The bill legalizes sidewalk vending and limits local regulation on the venture with a goal to provide entrepreneurial opportunities to low-income and immigrant communities. Though cities can adopt regulations in sidewalk vending in accordance with the bill, they cannot prohibit sidewalk vending.
Oceanside previously prohibited sidewalk vending unless City Council issued a permit.
“The ordinance is intended to ensure the integrity of the city’s parks, beaches and neighborhoods will be maintained while allowing for economic opportunity and complying with state law,” said Financial Services Director Jane McPherson at Council’s Sept. 11 meeting when the ordinance was introduced.
Sidewalk vendors will need a business license, including insurance, as well as a California Department of Tax and Fee Administration seller’s permit and health permits from the county necessary for food vending.
Operating conditions restrict vendors to non-prohibited public sidewalks and pedestrian paths and set a minimum of four feet clearance on pedestrian pathways.
Sidewalk vendors cannot operate at the following locations:
- Within 100 feet of the Oceanside Beach
- Oceanside Municipal Pier
- Pier Plaza Area
- Pacific Street Linear Park
- Tyson Street Park
- Harbor Village
- Civic Center Plaza Complex.
Additionally, vendors cannot operate within any road median strip; within 500 feet of any public or private school or daycare facility within one hour before or after classes; within 100 feet of a police or fire station, certified farmers market or swap meet during operational hours; and within 100 feet of any park where the park operator has a concessions agreement.
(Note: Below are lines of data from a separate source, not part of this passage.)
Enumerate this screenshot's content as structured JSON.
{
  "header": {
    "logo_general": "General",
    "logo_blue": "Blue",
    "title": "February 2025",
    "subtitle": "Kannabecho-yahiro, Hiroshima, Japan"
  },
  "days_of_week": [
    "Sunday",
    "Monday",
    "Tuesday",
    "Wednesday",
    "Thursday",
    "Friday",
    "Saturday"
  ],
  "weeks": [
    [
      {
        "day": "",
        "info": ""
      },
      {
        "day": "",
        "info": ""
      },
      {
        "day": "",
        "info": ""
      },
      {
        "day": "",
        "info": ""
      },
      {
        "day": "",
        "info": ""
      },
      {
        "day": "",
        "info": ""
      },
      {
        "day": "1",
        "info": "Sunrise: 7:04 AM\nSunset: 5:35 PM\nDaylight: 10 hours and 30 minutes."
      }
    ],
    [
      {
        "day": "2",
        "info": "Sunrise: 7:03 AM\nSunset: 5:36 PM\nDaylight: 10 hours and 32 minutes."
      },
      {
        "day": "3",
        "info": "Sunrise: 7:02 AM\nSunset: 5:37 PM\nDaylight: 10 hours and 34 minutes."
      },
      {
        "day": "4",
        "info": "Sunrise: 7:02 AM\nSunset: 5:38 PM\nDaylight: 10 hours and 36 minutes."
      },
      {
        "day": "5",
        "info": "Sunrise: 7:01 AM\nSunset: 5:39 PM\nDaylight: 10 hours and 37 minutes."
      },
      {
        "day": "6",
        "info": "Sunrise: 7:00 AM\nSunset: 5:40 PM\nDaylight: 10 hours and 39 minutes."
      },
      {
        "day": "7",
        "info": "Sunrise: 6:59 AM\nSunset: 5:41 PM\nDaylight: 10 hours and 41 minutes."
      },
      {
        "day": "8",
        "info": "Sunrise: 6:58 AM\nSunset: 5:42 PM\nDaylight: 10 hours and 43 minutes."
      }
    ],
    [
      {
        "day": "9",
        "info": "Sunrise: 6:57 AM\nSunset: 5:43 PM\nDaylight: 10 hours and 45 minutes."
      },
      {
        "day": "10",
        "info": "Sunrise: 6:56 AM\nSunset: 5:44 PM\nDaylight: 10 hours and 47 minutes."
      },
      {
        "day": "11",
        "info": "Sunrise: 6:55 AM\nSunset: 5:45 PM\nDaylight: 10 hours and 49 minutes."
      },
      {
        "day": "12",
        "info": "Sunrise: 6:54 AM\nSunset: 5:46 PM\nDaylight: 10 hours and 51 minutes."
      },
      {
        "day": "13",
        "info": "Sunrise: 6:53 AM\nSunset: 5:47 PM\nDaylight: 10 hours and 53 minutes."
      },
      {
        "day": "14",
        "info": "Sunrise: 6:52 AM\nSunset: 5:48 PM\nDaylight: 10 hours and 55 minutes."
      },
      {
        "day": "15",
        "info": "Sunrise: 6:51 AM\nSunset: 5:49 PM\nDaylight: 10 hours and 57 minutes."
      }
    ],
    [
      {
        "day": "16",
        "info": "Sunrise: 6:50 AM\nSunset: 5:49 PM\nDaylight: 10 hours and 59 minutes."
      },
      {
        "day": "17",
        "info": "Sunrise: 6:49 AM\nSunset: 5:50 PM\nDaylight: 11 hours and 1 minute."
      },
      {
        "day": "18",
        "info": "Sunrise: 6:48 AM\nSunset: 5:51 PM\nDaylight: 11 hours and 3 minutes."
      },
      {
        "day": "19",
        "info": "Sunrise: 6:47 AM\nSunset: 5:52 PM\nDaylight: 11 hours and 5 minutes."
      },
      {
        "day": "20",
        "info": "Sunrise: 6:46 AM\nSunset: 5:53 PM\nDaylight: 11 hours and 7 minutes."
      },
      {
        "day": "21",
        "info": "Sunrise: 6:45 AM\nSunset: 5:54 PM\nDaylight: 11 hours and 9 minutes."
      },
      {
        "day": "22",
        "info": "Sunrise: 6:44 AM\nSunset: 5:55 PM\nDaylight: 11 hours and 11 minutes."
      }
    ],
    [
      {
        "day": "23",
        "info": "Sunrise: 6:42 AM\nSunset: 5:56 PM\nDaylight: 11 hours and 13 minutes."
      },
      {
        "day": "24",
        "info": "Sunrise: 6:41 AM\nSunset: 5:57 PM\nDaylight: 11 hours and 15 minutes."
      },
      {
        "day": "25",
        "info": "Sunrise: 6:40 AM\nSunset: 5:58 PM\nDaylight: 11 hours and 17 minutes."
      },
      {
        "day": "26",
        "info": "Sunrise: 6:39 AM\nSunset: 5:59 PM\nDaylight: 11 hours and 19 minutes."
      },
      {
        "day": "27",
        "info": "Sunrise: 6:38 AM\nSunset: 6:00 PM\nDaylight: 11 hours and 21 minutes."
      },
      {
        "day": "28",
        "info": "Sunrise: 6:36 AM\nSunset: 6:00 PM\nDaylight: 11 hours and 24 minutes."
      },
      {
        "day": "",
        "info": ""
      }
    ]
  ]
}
Stationary vendors also cannot operate in exclusively zoned residential areas.
The regulations also dictate that vending devices cannot touch, lean against or be affixed to buildings, trees, poles or other objects. Vendors will be allowed to operate from 7 a.m. to 10 p.m.
Additionally, if vendors leave their stands or carts for 30 minutes or longer, those carts can be impounded at a set $61 fee.
Enforcement is limited to only administrative citations, according to Senior Code Enforcement Officer Kirk Mundt. Penalty amounts for licensed vendors are between $100, $200 and $500, while penalties for unlicensed vendors can add up to $1,000.
“On the fourth violation, the (Business License Division) can revoke the license,” Mundt said.
Councilwoman Esther Sanchez said establishing sidewalk vending regulations is a “completely new direction” for Oceanside.
“We have traditionally been very respectful and protective of brick and mortar businesses because there is this huge investment in paying rent, maybe some people actually buy the building, and here we are with a new state law that is allowing street vendors with very few restrictions allowed,” Sanchez said.
Sanchez said she received contact from people concerned about the city’s potentially last indoor swap meet disappearing as well as possible negative impacts on brick and mortar businesses. She is hopeful that vendors will “organize” to meet in more ideal locations that won’t affect those other businesses.
Council voted 4-0-1 with Councilman Chris Rodriguez abstaining. Rodriguez wants council to consider charging additional fees to help with code enforcement.
“We need to be able to have the staff hours and time to be able to mitigate the impacts to our parks, near our beaches, and to make sure they’re not spilling grease and walking away and not cleaning it up,” Rodriguez said.